This is the result of embracing the entirety of a subject or topic, touching all its parts, and communicating everything possible about it on your topical authority material.
To build topical authority, look for themes on Google and use tools such as Semrush, Keytrends, Ahrefs, and others.
If you want to write topical authority content, you must do a Google search on the topic and study the well-positioned sites on the search engine results pages (SERPs).
Look at how they were produced, written, and the data used – go deep on each material there.
Check out the People Also Asked and the related searches, to understand the breadth of how people are thinking about the topic.
Create a spreadsheet with all this content data and use it to map what you want to create.
Once it’s complete, it’s time to write the TA material.
To find good queries, you can use related search.
Devote some time to building the best content online about the subject. This will help attract relevant links and also help your site, as Google will understand that you are the authority on this topic.
First, because of the links that the content will receive, and second, because of the richness of the content itself.
Remember I told you about the journey of link building? It is essential to respect the link building journey; it is the process. Without it, there is no prize “in the end.”
The challenge is keeping the end results in place, as well as not forgetting all the steps that we took in order to reach a successful outcome.
You need to map the campaign steps and record everything. Absolutely everything.
Create a campaign checklist so you can get an idea of how much time you are spending doing each thing. The checklist will also make sure you haven’t missed anything along the way.
What I call a “wishlist” is a spreadsheet with the name of the portal, the contact, and the approach to “sell” the content.
Each portal must be mapped with care.
Analyze portal traffic and see if it is in your customer’s segment.

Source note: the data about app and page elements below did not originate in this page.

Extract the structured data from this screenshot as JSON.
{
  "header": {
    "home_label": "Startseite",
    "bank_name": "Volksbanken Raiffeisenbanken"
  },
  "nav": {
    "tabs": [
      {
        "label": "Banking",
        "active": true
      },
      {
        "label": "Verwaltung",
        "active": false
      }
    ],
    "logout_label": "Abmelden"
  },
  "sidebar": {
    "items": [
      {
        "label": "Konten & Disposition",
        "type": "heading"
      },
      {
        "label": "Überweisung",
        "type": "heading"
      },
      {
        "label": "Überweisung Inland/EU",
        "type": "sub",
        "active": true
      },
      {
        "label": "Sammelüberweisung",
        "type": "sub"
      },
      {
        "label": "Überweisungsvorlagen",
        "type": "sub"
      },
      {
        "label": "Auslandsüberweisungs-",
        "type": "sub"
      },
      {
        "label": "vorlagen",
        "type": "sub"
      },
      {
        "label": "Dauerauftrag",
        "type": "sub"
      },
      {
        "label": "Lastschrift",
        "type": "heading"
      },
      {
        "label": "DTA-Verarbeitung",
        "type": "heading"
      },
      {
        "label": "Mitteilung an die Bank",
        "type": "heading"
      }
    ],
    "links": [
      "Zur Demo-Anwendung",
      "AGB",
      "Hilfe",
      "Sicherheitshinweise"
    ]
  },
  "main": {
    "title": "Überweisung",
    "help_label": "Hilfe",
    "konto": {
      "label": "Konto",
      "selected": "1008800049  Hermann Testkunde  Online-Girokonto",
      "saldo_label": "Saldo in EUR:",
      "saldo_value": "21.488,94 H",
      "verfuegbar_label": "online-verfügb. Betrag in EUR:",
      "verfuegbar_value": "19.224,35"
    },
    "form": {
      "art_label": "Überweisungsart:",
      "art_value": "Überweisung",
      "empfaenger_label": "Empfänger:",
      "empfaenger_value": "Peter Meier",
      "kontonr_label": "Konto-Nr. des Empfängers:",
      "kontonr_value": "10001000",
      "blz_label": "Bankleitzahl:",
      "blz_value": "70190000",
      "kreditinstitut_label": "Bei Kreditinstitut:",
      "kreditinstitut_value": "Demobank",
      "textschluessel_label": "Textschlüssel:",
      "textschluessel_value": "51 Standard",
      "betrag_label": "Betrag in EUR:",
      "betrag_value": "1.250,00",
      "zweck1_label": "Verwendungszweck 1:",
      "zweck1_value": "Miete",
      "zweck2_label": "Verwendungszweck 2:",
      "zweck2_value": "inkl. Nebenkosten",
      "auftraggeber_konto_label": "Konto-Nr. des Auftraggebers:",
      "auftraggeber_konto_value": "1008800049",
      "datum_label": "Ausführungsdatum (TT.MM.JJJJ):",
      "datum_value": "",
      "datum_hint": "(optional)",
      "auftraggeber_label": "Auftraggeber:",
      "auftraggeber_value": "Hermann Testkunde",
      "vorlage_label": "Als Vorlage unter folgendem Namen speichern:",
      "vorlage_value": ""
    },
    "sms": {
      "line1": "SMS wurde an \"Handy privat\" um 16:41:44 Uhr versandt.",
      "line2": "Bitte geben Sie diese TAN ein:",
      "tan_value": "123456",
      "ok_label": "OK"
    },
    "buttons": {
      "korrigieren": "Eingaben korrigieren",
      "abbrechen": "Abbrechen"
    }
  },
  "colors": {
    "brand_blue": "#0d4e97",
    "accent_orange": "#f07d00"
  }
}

You can put some KPIs to find good sites: domain rating, traffic, search intent of the site, acting niche, external and internal links, and others.
But these KPIs must be taken together; Don’t make your choice based on just one KPI.
Here’s the wishlist template you can use to organize your processes:
- Why* – The reasons and searches that justify a link opportunity. Traffic, tier (01, 02, 03), domain rating, etc.
Tip: Do not release on Monday or Friday. On Mondays, journalists have a lot of emails in their inbox. On Fridays, journalists want to rest and think about the weekend,
To Infinity And Beyond
I have generated more than 23 links within 10 days of releasing the campaign with important players.
Besides these results, we got more than 30 links to our research in one month!
What is important besides links? E.A.T! With this kind of research you can improve authority.
And the TA post is already receiving traffic with a first-page keyword, “plantio de soja” within just three months of the campaign:
Google SERP with a keyword on the first page:
It’s worth noting that soy culture is a small niche.
But if you use this strategy in more popular markets like tourism, fashion, food, or others, the results could be bigger.
And now, a step-by-step you can’t forget:
- Make a survey (15-20 days).
- Tabulate the answers.
- Create good headlines.
- Create a wishlist.
- Release the content.
Here are some of the links to my headlines, all of them in good sites:
Now at 42 links… and counting!
Featured Image: Suteren/Shutterstock